The Pharisees in this story remind me of my “committee” - that group of negative inner voices that nag me into believing I am not good or competent enough to do creative or engaged work. I have sometimes made a cartoon of this “committee” - to laugh at them helps me to overcome them. [Lynda Barry's book One! Hundred! Demons! has been a help to me in identifying and cartooning my “committee.”]
On the other hand, in what ways am I just like the Pharisees in this passage? What silences of mine contribute to the oppression of others? How am I intimidated into silence or indifference by those around me? Do I let this happen? Maybe I'm not even aware that I'm doing it.
Looked...with anger. Jesus is often angry in Mark. I am afraid of anger; others' anger and my own. What is my anger about? And, more important, what am I angry about on behalf of others? [This I will veil from you, Reader.] Can I embrace an angry Jesus? How does looking at my own anger make me grow with him? Anger, not channeled in positive ways, can become violent and destructive in all kinds of hidden and overt ways. Is my own anger destructive or constructive? How do I know?
Grieved at their hardness of heart. Here, I don't need to go far to feel convicted. For all kinds of good reasons I've developed a studied hardness of heart to protect myself and survive. But is there a balance possible? If my own hardness of heart is laid bare before Jesus (and maybe Jesus' anger) can some healing take place? Come. Stretch out your heart?
Oratio: I need lots of help. Help me to locate and direct my anger in positive ways. Help me to love and know Jesus in his anger. Help me to be angry on behalf of others. Help me to overcome my inner “committee” of negative voices, that I may be freer to serve Your people and Your creation. Help me to use my voice on behalf of those with no voice.
Contemplatio: silently move into no words
Actio: Resolve to do some of the inner work brought up in the meditation. Write a letter to a government official today on behalf one of the many justice issues that infuriate you. Do something.
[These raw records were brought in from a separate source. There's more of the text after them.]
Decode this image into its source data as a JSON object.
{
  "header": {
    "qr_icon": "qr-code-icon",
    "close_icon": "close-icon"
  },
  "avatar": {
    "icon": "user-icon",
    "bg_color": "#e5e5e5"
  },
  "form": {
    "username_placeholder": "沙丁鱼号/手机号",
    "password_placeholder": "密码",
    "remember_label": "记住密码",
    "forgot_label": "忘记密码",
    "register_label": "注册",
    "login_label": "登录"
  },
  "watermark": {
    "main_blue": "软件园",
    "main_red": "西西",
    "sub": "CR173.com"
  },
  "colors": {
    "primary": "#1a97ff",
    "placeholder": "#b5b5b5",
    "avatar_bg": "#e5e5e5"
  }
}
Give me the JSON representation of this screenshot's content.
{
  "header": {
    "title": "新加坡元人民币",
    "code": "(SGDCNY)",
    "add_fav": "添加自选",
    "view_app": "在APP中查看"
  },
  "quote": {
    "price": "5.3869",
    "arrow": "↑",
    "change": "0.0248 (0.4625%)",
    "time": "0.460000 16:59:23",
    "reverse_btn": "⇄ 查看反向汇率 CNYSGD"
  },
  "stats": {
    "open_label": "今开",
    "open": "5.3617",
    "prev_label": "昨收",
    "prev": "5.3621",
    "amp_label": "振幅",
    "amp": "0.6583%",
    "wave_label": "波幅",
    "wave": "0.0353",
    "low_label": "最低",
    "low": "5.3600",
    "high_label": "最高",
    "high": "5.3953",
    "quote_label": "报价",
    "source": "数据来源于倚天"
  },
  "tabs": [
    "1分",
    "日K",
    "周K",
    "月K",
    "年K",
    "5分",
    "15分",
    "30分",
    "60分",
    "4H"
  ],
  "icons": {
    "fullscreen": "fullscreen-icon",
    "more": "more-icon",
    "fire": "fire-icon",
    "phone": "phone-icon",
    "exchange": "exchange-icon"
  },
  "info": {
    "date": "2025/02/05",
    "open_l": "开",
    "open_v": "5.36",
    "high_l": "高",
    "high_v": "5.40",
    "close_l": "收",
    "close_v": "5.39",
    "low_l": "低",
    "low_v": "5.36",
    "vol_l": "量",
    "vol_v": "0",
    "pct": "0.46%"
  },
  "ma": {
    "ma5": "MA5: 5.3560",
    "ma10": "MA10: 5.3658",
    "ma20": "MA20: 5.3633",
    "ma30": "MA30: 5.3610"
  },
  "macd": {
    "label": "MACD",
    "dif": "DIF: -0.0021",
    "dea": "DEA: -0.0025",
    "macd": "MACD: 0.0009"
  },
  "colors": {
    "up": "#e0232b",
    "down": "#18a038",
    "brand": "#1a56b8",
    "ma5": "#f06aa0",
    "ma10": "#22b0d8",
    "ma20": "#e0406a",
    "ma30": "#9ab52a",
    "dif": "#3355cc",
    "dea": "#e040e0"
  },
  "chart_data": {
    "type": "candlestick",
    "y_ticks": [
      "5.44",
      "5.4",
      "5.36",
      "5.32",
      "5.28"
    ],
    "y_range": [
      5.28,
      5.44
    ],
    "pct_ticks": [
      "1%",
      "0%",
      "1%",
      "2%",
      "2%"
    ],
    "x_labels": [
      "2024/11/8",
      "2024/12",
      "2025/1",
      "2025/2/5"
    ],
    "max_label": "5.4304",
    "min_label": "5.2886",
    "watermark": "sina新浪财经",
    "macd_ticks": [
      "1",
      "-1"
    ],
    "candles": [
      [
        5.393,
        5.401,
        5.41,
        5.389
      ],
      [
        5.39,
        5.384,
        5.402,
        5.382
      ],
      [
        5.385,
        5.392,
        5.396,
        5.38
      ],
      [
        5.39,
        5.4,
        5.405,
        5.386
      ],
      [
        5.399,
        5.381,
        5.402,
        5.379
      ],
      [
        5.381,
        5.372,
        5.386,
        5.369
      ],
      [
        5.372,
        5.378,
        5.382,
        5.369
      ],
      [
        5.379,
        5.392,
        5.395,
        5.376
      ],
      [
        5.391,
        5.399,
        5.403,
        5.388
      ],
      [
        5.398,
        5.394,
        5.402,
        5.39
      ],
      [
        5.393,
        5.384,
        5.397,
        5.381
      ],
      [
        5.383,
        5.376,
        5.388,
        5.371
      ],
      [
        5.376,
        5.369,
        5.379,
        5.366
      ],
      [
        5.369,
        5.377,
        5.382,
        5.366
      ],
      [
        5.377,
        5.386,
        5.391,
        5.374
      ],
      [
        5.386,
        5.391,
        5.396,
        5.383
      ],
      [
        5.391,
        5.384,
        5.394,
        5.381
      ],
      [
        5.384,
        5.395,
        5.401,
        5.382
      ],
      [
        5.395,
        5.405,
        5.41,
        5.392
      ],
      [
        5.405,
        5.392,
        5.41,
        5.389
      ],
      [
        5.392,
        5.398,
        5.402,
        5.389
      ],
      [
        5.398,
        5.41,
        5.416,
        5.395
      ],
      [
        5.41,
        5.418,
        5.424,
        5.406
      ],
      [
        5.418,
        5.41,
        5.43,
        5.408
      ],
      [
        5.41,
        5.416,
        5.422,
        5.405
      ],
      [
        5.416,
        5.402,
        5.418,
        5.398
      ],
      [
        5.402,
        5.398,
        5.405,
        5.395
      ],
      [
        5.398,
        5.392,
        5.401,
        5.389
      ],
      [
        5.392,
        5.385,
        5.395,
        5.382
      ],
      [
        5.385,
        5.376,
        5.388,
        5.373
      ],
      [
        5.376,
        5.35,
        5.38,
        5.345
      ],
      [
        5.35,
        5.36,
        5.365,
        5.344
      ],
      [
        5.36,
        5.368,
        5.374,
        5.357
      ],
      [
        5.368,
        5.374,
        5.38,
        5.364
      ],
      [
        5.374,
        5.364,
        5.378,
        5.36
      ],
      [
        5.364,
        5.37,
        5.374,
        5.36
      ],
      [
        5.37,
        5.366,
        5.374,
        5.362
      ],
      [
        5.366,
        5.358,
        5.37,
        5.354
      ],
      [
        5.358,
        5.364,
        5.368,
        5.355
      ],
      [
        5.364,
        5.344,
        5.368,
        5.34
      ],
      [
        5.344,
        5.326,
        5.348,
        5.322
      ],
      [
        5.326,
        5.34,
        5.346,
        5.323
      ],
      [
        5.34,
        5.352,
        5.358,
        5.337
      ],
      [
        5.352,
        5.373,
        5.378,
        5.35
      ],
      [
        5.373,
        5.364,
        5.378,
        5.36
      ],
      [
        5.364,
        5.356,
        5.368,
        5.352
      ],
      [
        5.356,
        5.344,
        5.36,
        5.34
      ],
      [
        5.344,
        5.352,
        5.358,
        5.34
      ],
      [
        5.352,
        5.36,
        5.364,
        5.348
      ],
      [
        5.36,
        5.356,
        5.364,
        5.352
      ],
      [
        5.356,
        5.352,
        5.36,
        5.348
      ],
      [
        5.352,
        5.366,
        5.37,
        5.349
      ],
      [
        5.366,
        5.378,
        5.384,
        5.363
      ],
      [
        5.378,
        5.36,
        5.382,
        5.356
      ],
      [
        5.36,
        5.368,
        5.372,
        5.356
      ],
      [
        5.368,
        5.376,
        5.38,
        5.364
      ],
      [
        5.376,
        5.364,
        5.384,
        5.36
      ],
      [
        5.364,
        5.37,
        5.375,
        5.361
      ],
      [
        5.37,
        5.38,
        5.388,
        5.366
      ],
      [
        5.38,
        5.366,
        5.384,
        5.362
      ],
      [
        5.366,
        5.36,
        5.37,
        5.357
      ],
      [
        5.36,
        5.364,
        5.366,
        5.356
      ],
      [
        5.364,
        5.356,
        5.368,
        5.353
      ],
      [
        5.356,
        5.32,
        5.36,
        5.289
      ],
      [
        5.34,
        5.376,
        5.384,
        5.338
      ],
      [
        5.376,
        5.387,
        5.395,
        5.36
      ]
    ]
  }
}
[Risio: Maybe make a new set of cartoons of the “committee”. Ha! Maybe they all look like me!]